> **Problem to work on**
Line by line, copy the data below exactly.

*** Material to process

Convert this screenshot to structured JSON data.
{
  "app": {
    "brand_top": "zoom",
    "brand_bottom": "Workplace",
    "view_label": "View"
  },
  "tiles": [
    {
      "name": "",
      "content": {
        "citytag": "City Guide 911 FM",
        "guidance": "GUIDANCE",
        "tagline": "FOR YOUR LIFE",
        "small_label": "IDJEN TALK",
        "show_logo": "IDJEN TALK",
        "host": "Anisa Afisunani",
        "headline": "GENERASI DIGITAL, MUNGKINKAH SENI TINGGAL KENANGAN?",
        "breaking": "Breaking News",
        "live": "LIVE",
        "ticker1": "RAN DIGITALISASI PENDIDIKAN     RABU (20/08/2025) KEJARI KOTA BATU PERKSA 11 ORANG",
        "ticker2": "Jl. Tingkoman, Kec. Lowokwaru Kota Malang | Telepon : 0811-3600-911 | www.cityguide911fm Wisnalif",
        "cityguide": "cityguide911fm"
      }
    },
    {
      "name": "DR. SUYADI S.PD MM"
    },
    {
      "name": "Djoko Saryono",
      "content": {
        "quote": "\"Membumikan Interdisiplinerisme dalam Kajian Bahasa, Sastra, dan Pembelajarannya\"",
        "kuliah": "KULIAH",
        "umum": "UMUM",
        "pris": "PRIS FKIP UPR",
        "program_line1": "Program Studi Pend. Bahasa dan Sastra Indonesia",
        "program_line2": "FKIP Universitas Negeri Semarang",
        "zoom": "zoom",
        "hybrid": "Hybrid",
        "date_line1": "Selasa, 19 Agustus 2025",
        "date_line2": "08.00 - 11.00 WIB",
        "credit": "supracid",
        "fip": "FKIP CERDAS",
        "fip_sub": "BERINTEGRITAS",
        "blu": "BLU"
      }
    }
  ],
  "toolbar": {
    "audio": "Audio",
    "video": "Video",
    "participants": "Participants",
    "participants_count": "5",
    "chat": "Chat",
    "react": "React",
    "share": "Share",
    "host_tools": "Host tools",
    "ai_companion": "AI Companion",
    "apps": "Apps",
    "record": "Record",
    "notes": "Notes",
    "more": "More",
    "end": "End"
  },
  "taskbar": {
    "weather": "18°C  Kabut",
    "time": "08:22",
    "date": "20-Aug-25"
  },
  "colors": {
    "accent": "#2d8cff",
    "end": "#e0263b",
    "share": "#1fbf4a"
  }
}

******

> **Task output**
Convert this screenshot to structured JSON data.
{
  "app": {
    "brand_top": "zoom",
    "brand_bottom": "Workplace",
    "view_label": "View"
  },
  "tiles": [
    {
      "name": "",
      "content": {
        "citytag": "City Guide 911 FM",
        "guidance": "GUIDANCE",
        "tagline": "FOR YOUR LIFE",
        "small_label": "IDJEN TALK",
        "show_logo": "IDJEN TALK",
        "host": "Anisa Afisunani",
        "headline": "GENERASI DIGITAL, MUNGKINKAH SENI TINGGAL KENANGAN?",
        "breaking": "Breaking News",
        "live": "LIVE",
        "ticker1": "RAN DIGITALISASI PENDIDIKAN     RABU (20/08/2025) KEJARI KOTA BATU PERKSA 11 ORANG",
        "ticker2": "Jl. Tingkoman, Kec. Lowokwaru Kota Malang | Telepon : 0811-3600-911 | www.cityguide911fm Wisnalif",
        "cityguide": "cityguide911fm"
      }
    },
    {
      "name": "DR. SUYADI S.PD MM"
    },
    {
      "name": "Djoko Saryono",
      "content": {
        "quote": "\"Membumikan Interdisiplinerisme dalam Kajian Bahasa, Sastra, dan Pembelajarannya\"",
        "kuliah": "KULIAH",
        "umum": "UMUM",
        "pris": "PRIS FKIP UPR",
        "program_line1": "Program Studi Pend. Bahasa dan Sastra Indonesia",
        "program_line2": "FKIP Universitas Negeri Semarang",
        "zoom": "zoom",
        "hybrid": "Hybrid",
        "date_line1": "Selasa, 19 Agustus 2025",
        "date_line2": "08.00 - 11.00 WIB",
        "credit": "supracid",
        "fip": "FKIP CERDAS",
        "fip_sub": "BERINTEGRITAS",
        "blu": "BLU"
      }
    }
  ],
  "toolbar": {
    "audio": "Audio",
    "video": "Video",
    "participants": "Participants",
    "participants_count": "5",
    "chat": "Chat",
    "react": "React",
    "share": "Share",
    "host_tools": "Host tools",
    "ai_companion": "AI Companion",
    "apps": "Apps",
    "record": "Record",
    "notes": "Notes",
    "more": "More",
    "end": "End"
  },
  "taskbar": {
    "weather": "18°C  Kabut",
    "time": "08:22",
    "date": "20-Aug-25"
  },
  "colors": {
    "accent": "#2d8cff",
    "end": "#e0263b",
    "share": "#1fbf4a"
  }
}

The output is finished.